Palladium print, 18 1/2 × 22 1/2" (47 × 57.2 cm). Gift of Helen Kornblum in honor of Roxana Marcoci. © 2024 Meridel Rubenstein

Helen Kornblum: I'm Helen Kornblum. If there's a theme in my collection, I'd say it's people. My interest in people, meeting people, knowing people, learning about people.

I have felt about my photographs almost like a third child. Each one actually has its own story for me. Where I found them, who led me to them. I've just attached myself in different ways to each one.

One, for instance, is Fatman with Edith by Meridel Rubenstein. With this photograph she conflates war with the feminine. She has the inhumanly destructive warhead, the plutonium bomb, called Fatman, dropped on Nagasaki, juxtaposed with a portrait of a woman, Edith Warner, and a nurturing, warm cup of tea.

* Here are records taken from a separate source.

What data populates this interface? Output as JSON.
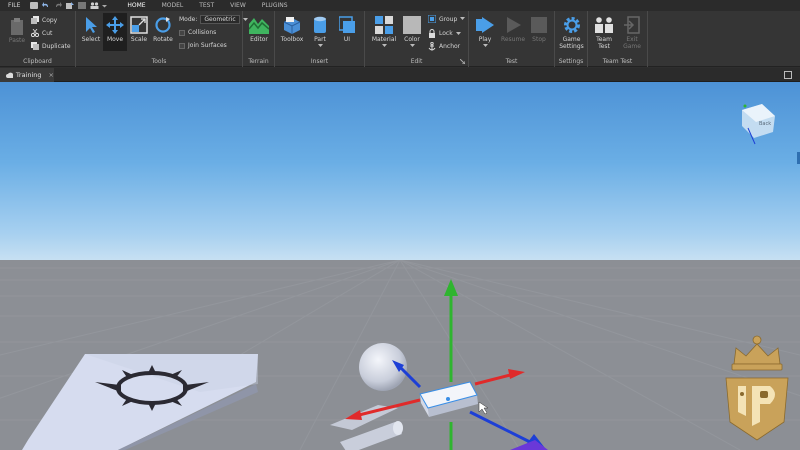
{
  "menu": {
    "file": "FILE",
    "tabs": [
      {
        "label": "HOME",
        "active": true
      },
      {
        "label": "MODEL",
        "active": false
      },
      {
        "label": "TEST",
        "active": false
      },
      {
        "label": "VIEW",
        "active": false
      },
      {
        "label": "PLUGINS",
        "active": false
      }
    ]
  },
  "ribbon": {
    "clipboard": {
      "paste": "Paste",
      "copy": "Copy",
      "cut": "Cut",
      "duplicate": "Duplicate",
      "label": "Clipboard"
    },
    "tools": {
      "select": "Select",
      "move": "Move",
      "scale": "Scale",
      "rotate": "Rotate",
      "mode_label": "Mode:",
      "mode_value": "Geometric",
      "collisions": "Collisions",
      "join_surfaces": "Join Surfaces",
      "label": "Tools"
    },
    "terrain": {
      "editor": "Editor",
      "label": "Terrain"
    },
    "insert": {
      "toolbox": "Toolbox",
      "part": "Part",
      "ui": "UI",
      "label": "Insert"
    },
    "edit": {
      "material": "Material",
      "color": "Color",
      "group": "Group",
      "lock": "Lock",
      "anchor": "Anchor",
      "label": "Edit"
    },
    "test": {
      "play": "Play",
      "resume": "Resume",
      "stop": "Stop",
      "label": "Test"
    },
    "settings": {
      "game_settings_line1": "Game",
      "game_settings_line2": "Settings",
      "label": "Settings"
    },
    "team_test": {
      "team_test_line1": "Team",
      "team_test_line2": "Test",
      "exit_game_line1": "Exit",
      "exit_game_line2": "Game",
      "label": "Team Test"
    }
  },
  "document": {
    "tab_label": "Training",
    "close": "×"
  },
  "viewcube": {
    "face_label": "Back"
  },
  "colors": {
    "accent": "#3a8ee6",
    "axis_x": "#e02a2a",
    "axis_y": "#2fb52f",
    "axis_z": "#1d3fd6",
    "sky_top": "#4d92d6",
    "ground": "#8c8f95",
    "ribbon_bg": "#353535",
    "logo_gold": "#c9a25a"
  },
  "icons": [
    "paste-icon",
    "copy-icon",
    "cut-icon",
    "duplicate-icon",
    "select-icon",
    "move-icon",
    "scale-icon",
    "rotate-icon",
    "terrain-editor-icon",
    "toolbox-icon",
    "part-icon",
    "ui-icon",
    "material-icon",
    "color-icon",
    "group-icon",
    "lock-icon",
    "anchor-icon",
    "play-icon",
    "resume-icon",
    "stop-icon",
    "game-settings-icon",
    "team-test-icon",
    "exit-game-icon"
  ]
}
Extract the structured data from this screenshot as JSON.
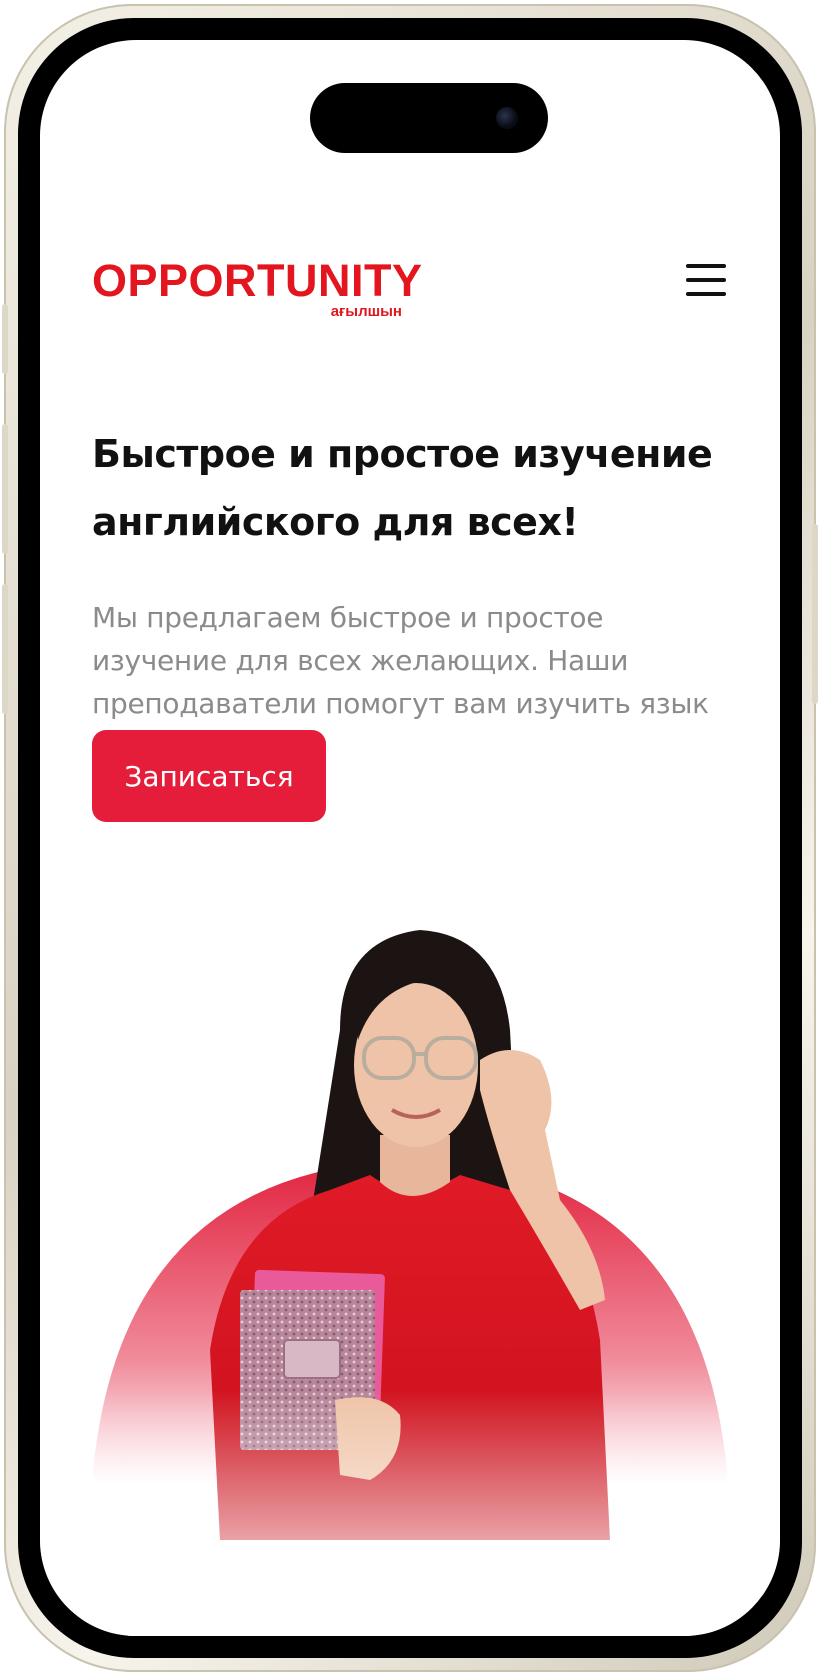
{
  "logo": {
    "main": "OPPORTUNITY",
    "sub": "ағылшын"
  },
  "header": {
    "menu_icon": "hamburger-menu-icon"
  },
  "hero": {
    "title": "Быстрое и простое изучение английского для всех!",
    "text": "Мы предлагаем быстрое и простое изучение для всех желающих. Наши преподаватели помогут вам изучить язык",
    "cta_label": "Записаться",
    "image": "woman-with-glasses-holding-notebooks"
  },
  "colors": {
    "brand_red": "#e3161f",
    "cta_red": "#e51d3a",
    "text_dark": "#111111",
    "text_muted": "#8b8b8b"
  }
}
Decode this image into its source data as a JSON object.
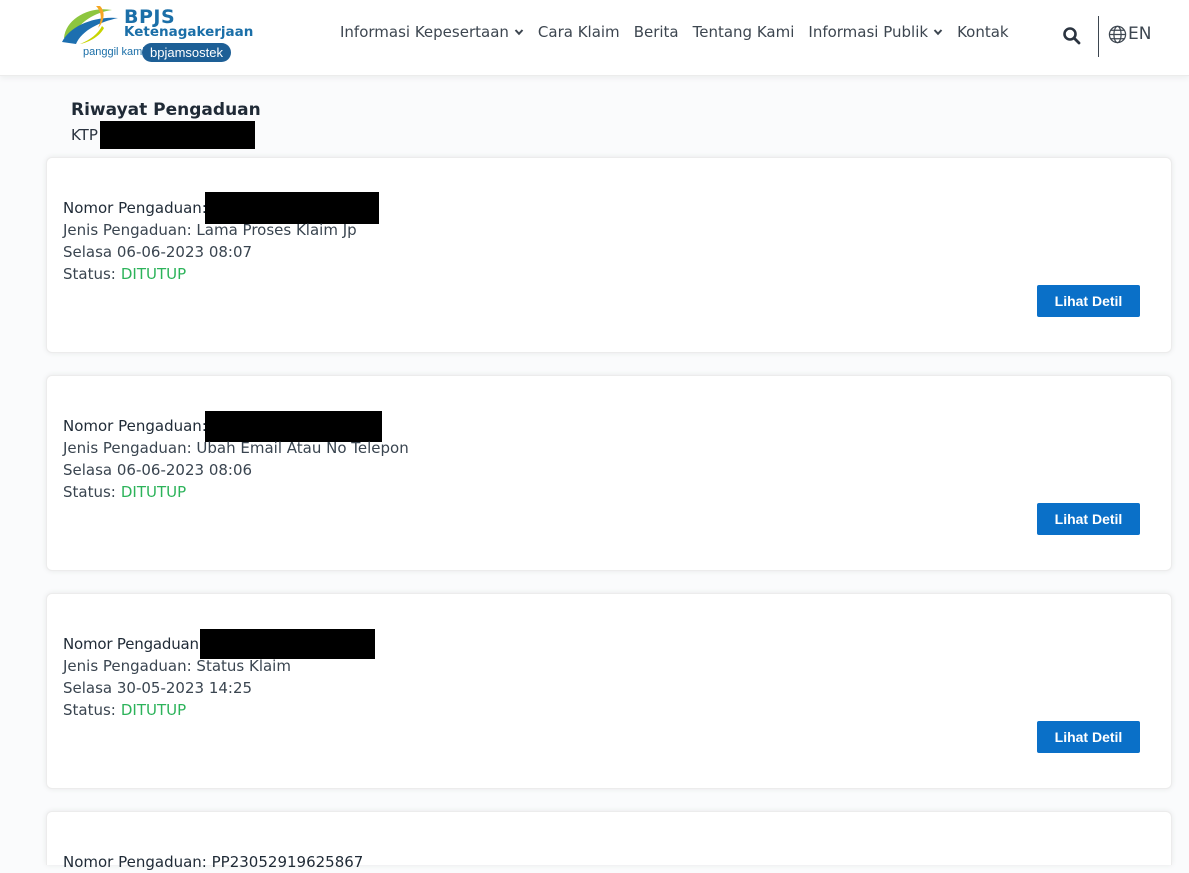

Curator, Roxana Marcoci: In the early 1940s Robert Oppenheimer, a physicist in charge of The Manhattan Project developed the first atomic bomb.This photograph belongs to a series that explores encounters in New Mexico between indigenous communities and the scientists who created the bomb. These two worlds collided in the home of Edith Warner, who ran a tearoom in Los Alamos.

Helen Kornblum: Oppenheimer knew Edith Warner, who lived near Santa Fe. And when he came to create the bomb at Los Alamos, he asked Edith if he could bring scientists to her home for a place away from the creation of this bomb, and he would come with them for dinner, all during the Manhattan Project.

Roxana Marcoci: By pairing two seemingly dissimilar images, Rubenstein said she hopes “to enlarge the lives of ordinary people, and strip the mythic characters of history down to their ordinariness.”